There’s no shortage of great music being made in Texas, by Texans: from slide guitars to 808s, from accordians to distortion pedals, the tapestry of Texas includes the traditions of George Strait, Pantera, UGK, At the Drive-In, and Freddy Fender. Today’s burgeoning artists are tomorrow’s legends, and on the Daily Post’s song premieres, artists explain why their latest tracks are worthy of your time and attention.
This week, Austin’s folk-punk trio I Am The Albatross bring us “The Weed,” the newest song from their album, Lonesome Son, out Friday. Singer and guitarist Jesse Berkowitz and drummer Marc Henry answer our questionnaire below.
Can you walk us through the songwriting process on this song?
Jesse Berkowitz: Some people like things natural and simple, they don’t mind if their yards or their neighbors’ yards are overgrown. This song was born from that thought. It was written mostly while walking around Austin, looking at the many different ways people like to live.
Constant change and growth is inevitable, but it can be hard on people who like things fine the way they are. This song is all based around that idea.
Marc Henry: Most times Jesse will hammer out his guitar parts and lyrics himself before bringing the song to the rest of us, at which point we’ll write parts around what he’s got down already, expand a bit, and work together on some arranging and rearranging. Until it feels just right.

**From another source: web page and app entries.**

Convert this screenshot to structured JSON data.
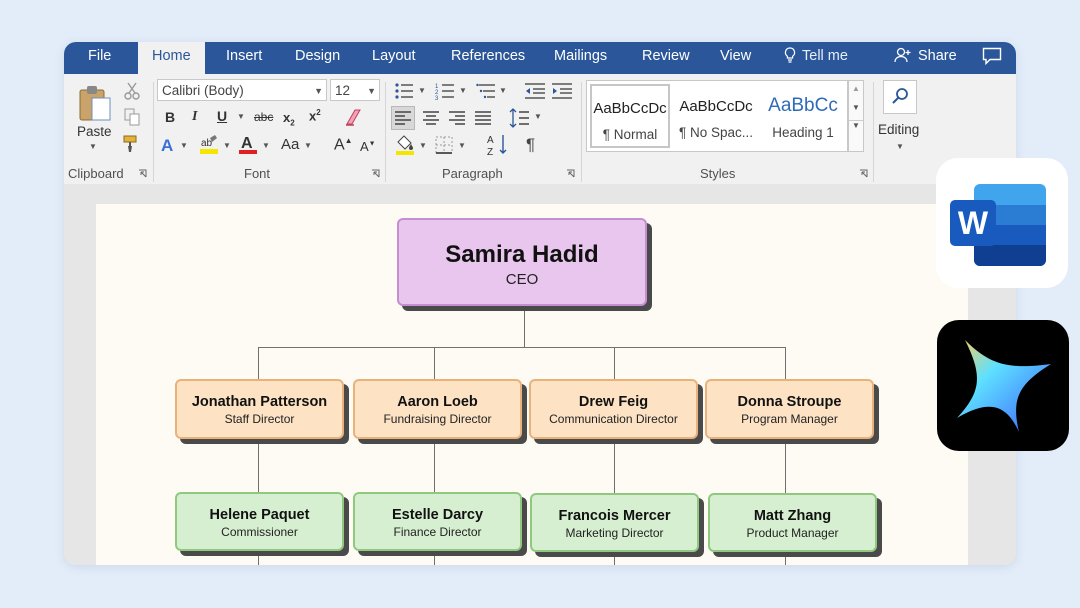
{
  "tabs": [
    {
      "label": "File",
      "active": false
    },
    {
      "label": "Home",
      "active": true
    },
    {
      "label": "Insert",
      "active": false
    },
    {
      "label": "Design",
      "active": false
    },
    {
      "label": "Layout",
      "active": false
    },
    {
      "label": "References",
      "active": false
    },
    {
      "label": "Mailings",
      "active": false
    },
    {
      "label": "Review",
      "active": false
    },
    {
      "label": "View",
      "active": false
    }
  ],
  "tell_me": "Tell me",
  "share": "Share",
  "clipboard": {
    "paste": "Paste",
    "label": "Clipboard"
  },
  "font": {
    "name": "Calibri (Body)",
    "size": "12",
    "label": "Font",
    "change_case": "Aa"
  },
  "paragraph": {
    "label": "Paragraph"
  },
  "styles": {
    "label": "Styles",
    "items": [
      {
        "sample": "AaBbCcDc",
        "name": "¶ Normal"
      },
      {
        "sample": "AaBbCcDc",
        "name": "¶ No Spac..."
      },
      {
        "sample": "AaBbCc",
        "name": "Heading 1"
      }
    ]
  },
  "editing": {
    "label": "Editing"
  },
  "org_chart": {
    "ceo": {
      "name": "Samira Hadid",
      "role": "CEO"
    },
    "directors": [
      {
        "name": "Jonathan Patterson",
        "role": "Staff Director"
      },
      {
        "name": "Aaron Loeb",
        "role": "Fundraising Director"
      },
      {
        "name": "Drew Feig",
        "role": "Communication Director"
      },
      {
        "name": "Donna Stroupe",
        "role": "Program Manager"
      }
    ],
    "reports": [
      {
        "name": "Helene Paquet",
        "role": "Commissioner"
      },
      {
        "name": "Estelle Darcy",
        "role": "Finance Director"
      },
      {
        "name": "Francois Mercer",
        "role": "Marketing Director"
      },
      {
        "name": "Matt Zhang",
        "role": "Product Manager"
      }
    ]
  },
  "colors": {
    "word_blue": "#2b579a",
    "ceo_fill": "#e8c6ed",
    "director_fill": "#fde2c4",
    "report_fill": "#d6efd0"
  },
  "apps": [
    {
      "icon": "word-icon",
      "letter": "W"
    },
    {
      "icon": "ai-star-icon"
    }
  ]
}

When did you know that this song was finished?
Marc Henry: I suppose it wasn’t finished until we recorded it. A song is hardly ever finished, it’s live form is changing from the minute you call it “done” to the minute you stop playing it all together, if that day ever comes.
Jesse Berkowitz: Eventually it was clear that the story was fully told, and there was nowhere left to go without turning back. Had to move forward into the next story, the next song. Yeah, a song is probably never really done but you have to let it out into the world at some point, you have to let it go.
Is this the best song you’ve ever written?
Marc Henry: Of course it is! Each new song feels like “the best work we’ve ever done”… Until we start writing the next record, which can be a great way to go about writing, constantly trying to one-up ourselves and be better than everyone else.
Jesse Berkowitz: I think since the recording of this album we’ve already started to write better songs. So, no.
What do you think people should be doing while they listen to this song?
Jesse Berkowitz: Walking alone, out to the edge of town.
Marc Henry: Driving through West Texas, using the song — and the album — as the soundtrack for the desert. Jesse grew up in Silver City, New Mexico, a town sandwiched between the desert and the Rockies. I think a lot of our music reflects that balance of desolate but beautiful landscape. Windows down, just hitting the open road, I think Lonesome Son fits the moment.
If you had to compare this song to a food, what food would that be?
Marc Henry: A smoked brisket. All the intense flavors and the extensive time and hard work it takes to smoke a solid brisket, it’s right in line with a hard working band, and all the subtle intricacies that go into a song like “The Weed.”
(photo credit: Kimberly Jean)